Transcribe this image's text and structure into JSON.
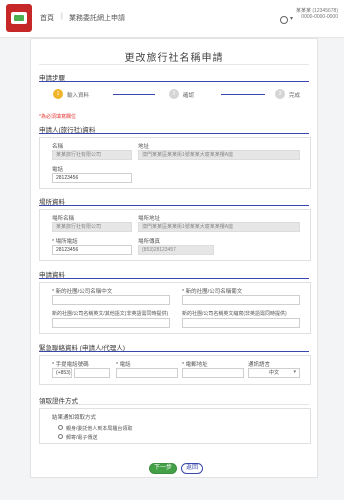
{
  "header": {
    "home_link": "首頁",
    "separator": "|",
    "apply_link": "業務委託網上申請",
    "user_name": "某某某 (12345678)",
    "user_id": "0000-0000-0000"
  },
  "page": {
    "title": "更改旅行社名稱申請"
  },
  "steps": {
    "section_title": "申請步驟",
    "items": [
      {
        "num": "1",
        "label": "輸入資料"
      },
      {
        "num": "2",
        "label": "確認"
      },
      {
        "num": "3",
        "label": "完成"
      }
    ]
  },
  "required_note": "*為必須填寫欄位",
  "applicant": {
    "section_title": "申請人(旅行社)資料",
    "name_label": "名稱",
    "name_value": "某某旅行社有限公司",
    "address_label": "地址",
    "address_value": "澳門某某區某某街1號某某大廈某某樓A座",
    "phone_label": "電話",
    "phone_value": "28123456"
  },
  "business": {
    "section_title": "場所資料",
    "name_label": "場所名稱",
    "name_value": "某某旅行社有限公司",
    "address_label": "場所地址",
    "address_value": "澳門某某區某某街1號某某大廈某某樓A座",
    "phone_label": "* 場所電話",
    "phone_value": "28123456",
    "fax_label": "場所傳真",
    "fax_value": "(853)28123457"
  },
  "application": {
    "section_title": "申請資料",
    "new_cn_label": "* 新的社團/公司名稱中文",
    "new_pt_label": "* 新的社團/公司名稱葡文",
    "new_en_label": "新的社團/公司名稱英文/其他語文(非英語需同時提供)",
    "new_other_label": "新的社團/公司名稱英文縮寫(非英語需同時提供)",
    "new_cn_value": "",
    "new_pt_value": "",
    "new_en_value": "",
    "new_other_value": ""
  },
  "contact": {
    "section_title": "緊急聯絡資料 (申請人/代理人)",
    "area_label": "* 手提電話號碼",
    "area_value": "(+853)",
    "mobile_label": "* 電話",
    "mobile_value": "",
    "email_label": "* 電郵地址",
    "email_value": "",
    "lang_label": "通訊語言",
    "lang_value": "中文"
  },
  "delivery": {
    "section_title": "領取證件方式",
    "method_label": "結果通知領取方式",
    "option1": "親身/委託他人到本局櫃台領取",
    "option2": "郵寄/電子傳送"
  },
  "actions": {
    "next_label": "下一步",
    "back_label": "返回"
  }
}
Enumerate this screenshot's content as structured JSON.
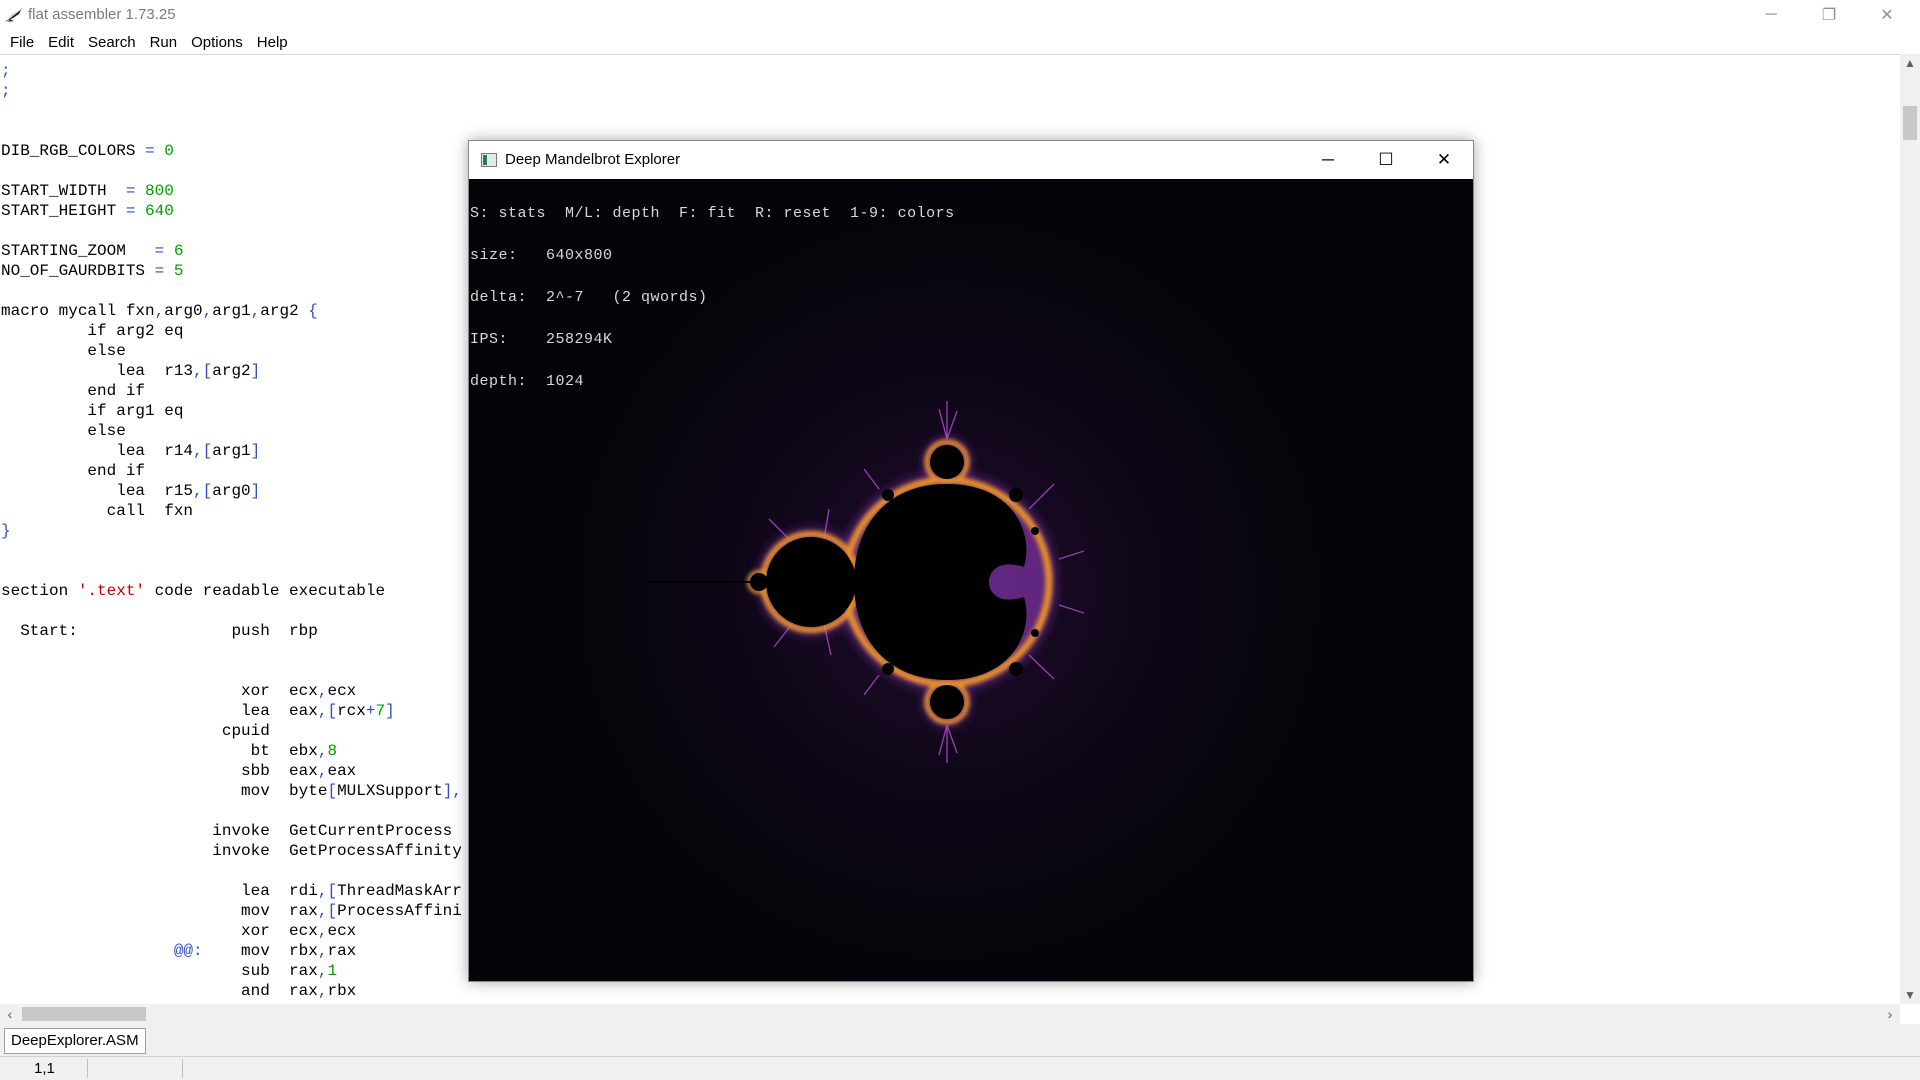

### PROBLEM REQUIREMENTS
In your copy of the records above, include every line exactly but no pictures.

### ANSWER
Transcribe this image's text and structure into JSON.
{
  "header": {
    "home_link": "首頁",
    "separator": "|",
    "apply_link": "業務委託網上申請",
    "user_name": "某某某 (12345678)",
    "user_id": "0000-0000-0000"
  },
  "page": {
    "title": "更改旅行社名稱申請"
  },
  "steps": {
    "section_title": "申請步驟",
    "items": [
      {
        "num": "1",
        "label": "輸入資料"
      },
      {
        "num": "2",
        "label": "確認"
      },
      {
        "num": "3",
        "label": "完成"
      }
    ]
  },
  "required_note": "*為必須填寫欄位",
  "applicant": {
    "section_title": "申請人(旅行社)資料",
    "name_label": "名稱",
    "name_value": "某某旅行社有限公司",
    "address_label": "地址",
    "address_value": "澳門某某區某某街1號某某大廈某某樓A座",
    "phone_label": "電話",
    "phone_value": "28123456"
  },
  "business": {
    "section_title": "場所資料",
    "name_label": "場所名稱",
    "name_value": "某某旅行社有限公司",
    "address_label": "場所地址",
    "address_value": "澳門某某區某某街1號某某大廈某某樓A座",
    "phone_label": "* 場所電話",
    "phone_value": "28123456",
    "fax_label": "場所傳真",
    "fax_value": "(853)28123457"
  },
  "application": {
    "section_title": "申請資料",
    "new_cn_label": "* 新的社團/公司名稱中文",
    "new_pt_label": "* 新的社團/公司名稱葡文",
    "new_en_label": "新的社團/公司名稱英文/其他語文(非英語需同時提供)",
    "new_other_label": "新的社團/公司名稱英文縮寫(非英語需同時提供)",
    "new_cn_value": "",
    "new_pt_value": "",
    "new_en_value": "",
    "new_other_value": ""
  },
  "contact": {
    "section_title": "緊急聯絡資料 (申請人/代理人)",
    "area_label": "* 手提電話號碼",
    "area_value": "(+853)",
    "mobile_label": "* 電話",
    "mobile_value": "",
    "email_label": "* 電郵地址",
    "email_value": "",
    "lang_label": "通訊語言",
    "lang_value": "中文"
  },
  "delivery": {
    "section_title": "領取證件方式",
    "method_label": "結果通知領取方式",
    "option1": "親身/委託他人到本局櫃台領取",
    "option2": "郵寄/電子傳送"
  },
  "actions": {
    "next_label": "下一步",
    "back_label": "返回"
  }
}
Enumerate this screenshot's content as structured JSON.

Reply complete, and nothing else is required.